Researchers from the Complex System Group at the Institute of High Performance Computing (IHPC), Agency for Science, Technology and Research (A∗STAR) have modelled a system which would enable cars to cross traffic intersections safely without the need for traffic lights.
In smart cities of the future, communication beacons would complement and eventually replace traffic lights. The beacon gathers and transmits data about the distance and approach speed of vehicles nearing the intersection. The information is received by the crs and fed into an algorithm which plots a safe course through without the car having to stop.
According to the researchers’ modeling, each car will be able to cross the intersection in its own virtual bubble of safe space, modulating its speed using adaptive cruise control. It utilises the concept of “adaptive repulsive force”. The closer two cars’ trajectory would bring them at an intersection, the stronger their repulsion and the greater the speed adjustment they make to pass each other safely.
The algorithm of the scheme is completely decentralised. The researchers found that the rules governing the necessary repulsion between vehicles are rather simple, resulting is a system that does not require much computing power at the beacon or in the vehicle itself.
For vehicles approaching the intersection in different directions, the algorithm imposes simple interactions between vehicles around the intersection, by defining specific conditions on the real-time basis, for which the involved vehicles are required to briefly adjust their dynamics. This leads to a safe, robust, and efficient self-organised traffic flow. The researchers also took into account the driver comfort level and studied its effect on control efficiency.
The algorithm worked effectively even for relatively complex intersections in the simulations. “In most cases, pre-emptive deceleration only slightly lowered the vehicle velocity, resulting in safe passage of each vehicle across the intersection without coming to a full stop at any point,” said Bo Yang, from A*STAR IHPC, who led the work.

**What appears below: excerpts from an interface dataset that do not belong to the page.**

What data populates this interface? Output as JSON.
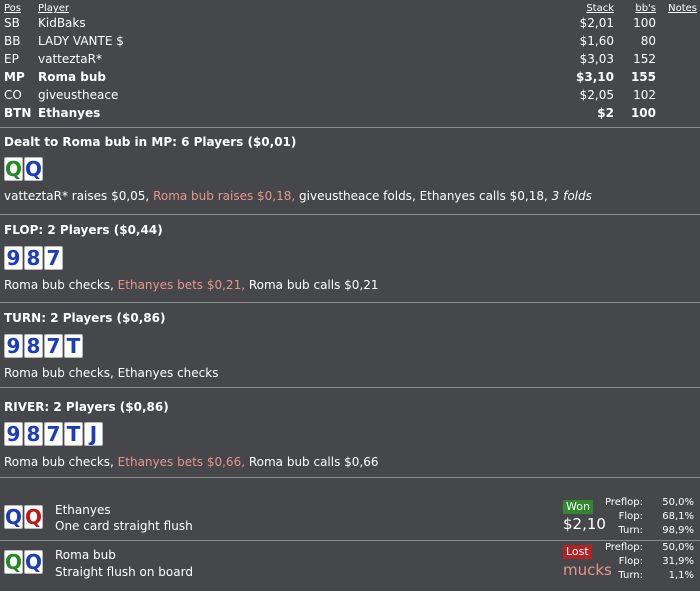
{
  "players": {
    "headers": {
      "pos": "Pos",
      "player": "Player",
      "stack": "Stack",
      "bbs": "bb's",
      "notes": "Notes"
    },
    "rows": [
      {
        "pos": "SB",
        "name": "KidBaks",
        "stack": "$2,01",
        "bb": "100",
        "bold": false
      },
      {
        "pos": "BB",
        "name": "LADY VANTE $",
        "stack": "$1,60",
        "bb": "80",
        "bold": false
      },
      {
        "pos": "EP",
        "name": "vatteztaR*",
        "stack": "$3,03",
        "bb": "152",
        "bold": false
      },
      {
        "pos": "MP",
        "name": "Roma bub",
        "stack": "$3,10",
        "bb": "155",
        "bold": true
      },
      {
        "pos": "CO",
        "name": "giveustheace",
        "stack": "$2,05",
        "bb": "102",
        "bold": false
      },
      {
        "pos": "BTN",
        "name": "Ethanyes",
        "stack": "$2",
        "bb": "100",
        "bold": true
      }
    ]
  },
  "preflop": {
    "title": "Dealt to Roma bub in MP: 6 Players ($0,01)",
    "cards": [
      {
        "rank": "Q",
        "color": "green"
      },
      {
        "rank": "Q",
        "color": "blue"
      }
    ],
    "a1": "vatteztaR* raises $0,05, ",
    "a2": "Roma bub raises $0,18,",
    "a3": " giveustheace folds, Ethanyes calls $0,18, ",
    "a4": "3 folds"
  },
  "flop": {
    "title": "FLOP: 2 Players ($0,44)",
    "cards": [
      "9",
      "8",
      "7"
    ],
    "a1": "Roma bub checks, ",
    "a2": "Ethanyes bets $0,21,",
    "a3": " Roma bub calls $0,21"
  },
  "turn": {
    "title": "TURN: 2 Players ($0,86)",
    "cards": [
      "9",
      "8",
      "7",
      "T"
    ],
    "a1": "Roma bub checks, Ethanyes checks"
  },
  "river": {
    "title": "RIVER: 2 Players ($0,86)",
    "cards": [
      "9",
      "8",
      "7",
      "T",
      "J"
    ],
    "a1": "Roma bub checks, ",
    "a2": "Ethanyes bets $0,66,",
    "a3": " Roma bub calls $0,66"
  },
  "results": [
    {
      "name": "Ethanyes",
      "desc": "One card straight flush",
      "cards": [
        {
          "rank": "Q",
          "color": "blue"
        },
        {
          "rank": "Q",
          "color": "red"
        }
      ],
      "badge": "Won",
      "amount": "$2,10",
      "eq": [
        {
          "label": "Preflop:",
          "value": "50,0%"
        },
        {
          "label": "Flop:",
          "value": "68,1%"
        },
        {
          "label": "Turn:",
          "value": "98,9%"
        }
      ]
    },
    {
      "name": "Roma bub",
      "desc": "Straight flush on board",
      "cards": [
        {
          "rank": "Q",
          "color": "green"
        },
        {
          "rank": "Q",
          "color": "blue"
        }
      ],
      "badge": "Lost",
      "amount": "mucks",
      "eq": [
        {
          "label": "Preflop:",
          "value": "50,0%"
        },
        {
          "label": "Flop:",
          "value": "31,9%"
        },
        {
          "label": "Turn:",
          "value": "1,1%"
        }
      ]
    }
  ]
}
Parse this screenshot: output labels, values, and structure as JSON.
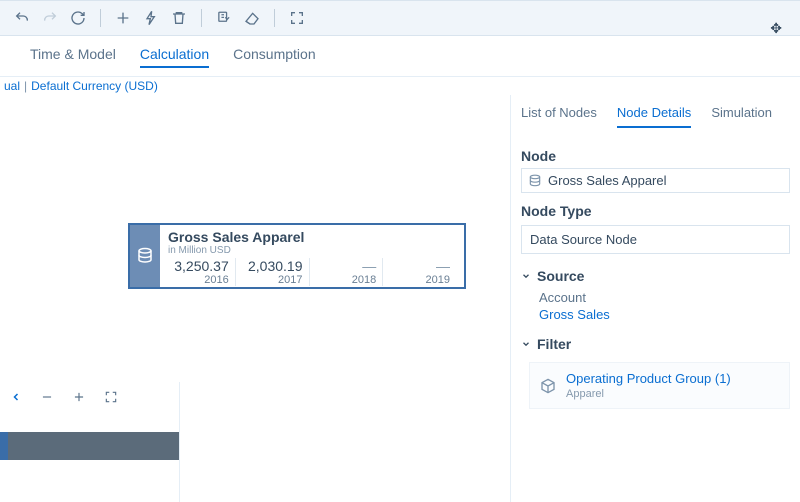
{
  "toolbar": {
    "icons": [
      "undo",
      "redo",
      "refresh",
      "add",
      "spark",
      "delete",
      "copy-menu",
      "eraser",
      "fit"
    ]
  },
  "tabs": {
    "items": [
      "Time & Model",
      "Calculation",
      "Consumption"
    ],
    "active": 1
  },
  "breadcrumb": {
    "item0": "ual",
    "item1": "Default Currency (USD)"
  },
  "node_card": {
    "title": "Gross Sales Apparel",
    "subtitle": "in Million USD",
    "cells": [
      {
        "value": "3,250.37",
        "year": "2016"
      },
      {
        "value": "2,030.19",
        "year": "2017"
      },
      {
        "value": "—",
        "year": "2018"
      },
      {
        "value": "—",
        "year": "2019"
      }
    ]
  },
  "side": {
    "tabs": [
      "List of Nodes",
      "Node Details",
      "Simulation"
    ],
    "active": 1,
    "node_label": "Node",
    "node_name": "Gross Sales Apparel",
    "node_type_label": "Node Type",
    "node_type": "Data Source Node",
    "source_label": "Source",
    "account_label": "Account",
    "account_value": "Gross Sales",
    "filter_label": "Filter",
    "filter_item_title": "Operating Product Group (1)",
    "filter_item_sub": "Apparel"
  },
  "mini": {
    "tools": [
      "back",
      "zoom-out",
      "zoom-in",
      "fullscreen"
    ]
  }
}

No need for completely self-driving cars
An important consideration for the practical applicability of the traffic intersection control is the minimal level of intelligence the vehicles need to have for the system to work.
The proposed system does not require cars to be completely autonomous or self-driving. It only requires a majority of vehicles on the road to be equipped with a simple driver assistance system, which is able to brake and accelerate autonomously. Cars fitted with smart cruise control can already do that. The driver gives up control of the car’s speed through the intersection but remains in charge of steering.
The system’s other advantage is that it could be phased in gradually. It has minimal impact on conventional driving behaviour, and can coexist with the existing traffic light control. For initial implementation, traffic lights would still be needed to help older cars pass through the intersection. As smarter cars become more and more prevalent, the lights can switch off for more and more of the time until they are no longer required. And though the algorithm is using only basic vehicle intelligence, it is fully compatible with the futuristic scenario in which driverless vehicles dominate the road.